§ RECORDS FOR PROCESSING

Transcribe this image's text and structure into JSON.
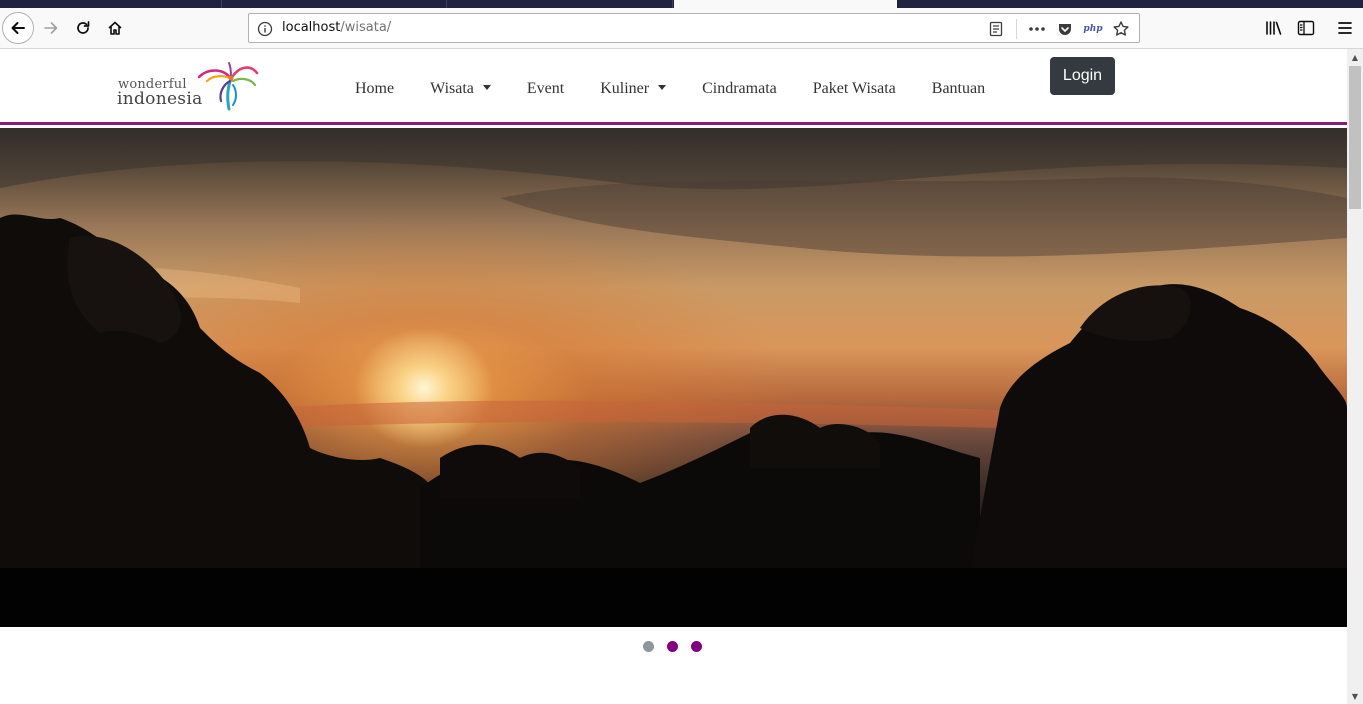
{
  "browser": {
    "url_host": "localhost",
    "url_path": "/wisata/",
    "php_label": "php"
  },
  "site": {
    "logo": {
      "line1": "wonderful",
      "line2": "indonesia"
    },
    "menu": [
      {
        "label": "Home",
        "dropdown": false
      },
      {
        "label": "Wisata",
        "dropdown": true
      },
      {
        "label": "Event",
        "dropdown": false
      },
      {
        "label": "Kuliner",
        "dropdown": true
      },
      {
        "label": "Cindramata",
        "dropdown": false
      },
      {
        "label": "Paket Wisata",
        "dropdown": false
      },
      {
        "label": "Bantuan",
        "dropdown": false
      }
    ],
    "login_label": "Login"
  },
  "carousel": {
    "slide_count": 3,
    "active_index": 0,
    "active_color": "#8c979b",
    "inactive_color": "#800080"
  },
  "colors": {
    "accent_line": "#8a1a7e",
    "login_bg": "#343a40"
  }
}
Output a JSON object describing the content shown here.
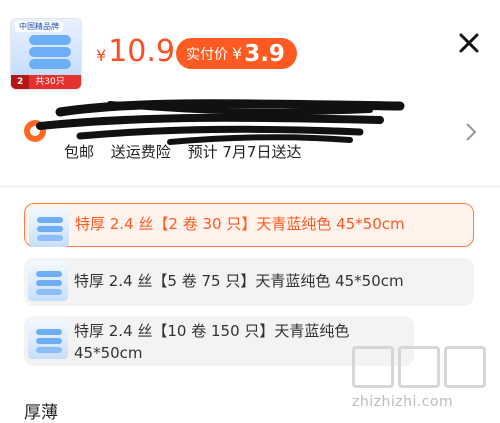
{
  "header": {
    "thumbnail": {
      "tag": "中国精品牌",
      "badge_count": "2",
      "badge_text": "共30只"
    },
    "price_symbol": "¥",
    "price": "10.9",
    "pay_pill": {
      "label": "实付价",
      "symbol": "¥",
      "value": "3.9"
    }
  },
  "address": {
    "icon": "location-pin-icon",
    "shipping": [
      "包邮",
      "送运费险",
      "预计 7月7日送达"
    ]
  },
  "options": [
    {
      "label": "特厚 2.4 丝【2 卷 30 只】天青蓝纯色 45*50cm",
      "selected": true
    },
    {
      "label": "特厚 2.4 丝【5 卷 75 只】天青蓝纯色 45*50cm",
      "selected": false
    },
    {
      "label": "特厚 2.4 丝【10 卷 150 只】天青蓝纯色 45*50cm",
      "selected": false
    }
  ],
  "section_title": "厚薄",
  "watermark": "zhizhizhi.com",
  "colors": {
    "accent": "#ff5a22",
    "selected_bg": "#fff3ec",
    "option_bg": "#f3f3f3"
  }
}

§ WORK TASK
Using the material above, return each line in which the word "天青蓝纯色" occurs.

§ SOLUTION
      "label": "特厚 2.4 丝【2 卷 30 只】天青蓝纯色 45*50cm",
      "label": "特厚 2.4 丝【5 卷 75 只】天青蓝纯色 45*50cm",
      "label": "特厚 2.4 丝【10 卷 150 只】天青蓝纯色 45*50cm",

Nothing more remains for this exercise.